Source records

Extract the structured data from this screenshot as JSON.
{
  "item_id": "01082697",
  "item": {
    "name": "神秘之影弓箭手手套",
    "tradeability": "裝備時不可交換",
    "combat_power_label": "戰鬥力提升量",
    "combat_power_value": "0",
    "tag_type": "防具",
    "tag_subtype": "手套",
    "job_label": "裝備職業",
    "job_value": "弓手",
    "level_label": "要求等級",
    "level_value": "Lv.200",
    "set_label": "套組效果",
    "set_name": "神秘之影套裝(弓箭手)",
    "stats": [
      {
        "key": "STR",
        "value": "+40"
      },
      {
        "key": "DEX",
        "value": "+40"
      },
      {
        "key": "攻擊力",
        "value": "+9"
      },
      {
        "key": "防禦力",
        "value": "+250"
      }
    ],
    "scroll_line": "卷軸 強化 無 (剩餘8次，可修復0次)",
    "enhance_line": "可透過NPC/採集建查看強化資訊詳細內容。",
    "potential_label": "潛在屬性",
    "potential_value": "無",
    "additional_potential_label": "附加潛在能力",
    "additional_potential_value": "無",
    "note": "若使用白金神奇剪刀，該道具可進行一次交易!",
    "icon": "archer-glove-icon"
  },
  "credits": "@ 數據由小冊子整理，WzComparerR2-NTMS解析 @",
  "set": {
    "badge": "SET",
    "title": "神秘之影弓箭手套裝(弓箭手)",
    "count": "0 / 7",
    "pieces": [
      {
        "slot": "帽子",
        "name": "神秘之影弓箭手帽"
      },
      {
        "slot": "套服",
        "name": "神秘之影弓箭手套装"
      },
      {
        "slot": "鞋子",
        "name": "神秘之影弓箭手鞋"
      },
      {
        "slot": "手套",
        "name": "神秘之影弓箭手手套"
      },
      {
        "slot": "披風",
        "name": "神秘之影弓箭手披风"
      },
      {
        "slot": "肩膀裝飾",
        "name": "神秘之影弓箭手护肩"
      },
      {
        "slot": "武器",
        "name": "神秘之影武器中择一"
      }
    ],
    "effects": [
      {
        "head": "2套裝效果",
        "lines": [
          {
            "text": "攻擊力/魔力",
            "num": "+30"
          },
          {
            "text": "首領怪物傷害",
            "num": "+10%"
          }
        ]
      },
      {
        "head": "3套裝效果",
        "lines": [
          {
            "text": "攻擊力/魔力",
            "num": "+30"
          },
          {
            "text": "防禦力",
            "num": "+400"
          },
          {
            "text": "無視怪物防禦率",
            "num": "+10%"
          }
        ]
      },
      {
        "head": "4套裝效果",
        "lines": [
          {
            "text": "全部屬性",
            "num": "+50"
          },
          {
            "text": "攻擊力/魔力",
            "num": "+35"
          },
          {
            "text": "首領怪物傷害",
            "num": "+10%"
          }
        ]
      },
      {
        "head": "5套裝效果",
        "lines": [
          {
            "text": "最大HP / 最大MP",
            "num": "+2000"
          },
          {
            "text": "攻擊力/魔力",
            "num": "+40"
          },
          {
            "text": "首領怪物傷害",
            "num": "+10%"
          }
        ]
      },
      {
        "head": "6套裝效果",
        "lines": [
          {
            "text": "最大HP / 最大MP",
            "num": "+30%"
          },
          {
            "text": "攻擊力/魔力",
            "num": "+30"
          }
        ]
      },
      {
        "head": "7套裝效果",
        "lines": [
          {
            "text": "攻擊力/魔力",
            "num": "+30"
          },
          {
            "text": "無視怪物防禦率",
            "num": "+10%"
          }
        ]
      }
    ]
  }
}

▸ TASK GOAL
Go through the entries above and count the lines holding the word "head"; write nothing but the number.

▸ REPLY TO THE TASK
6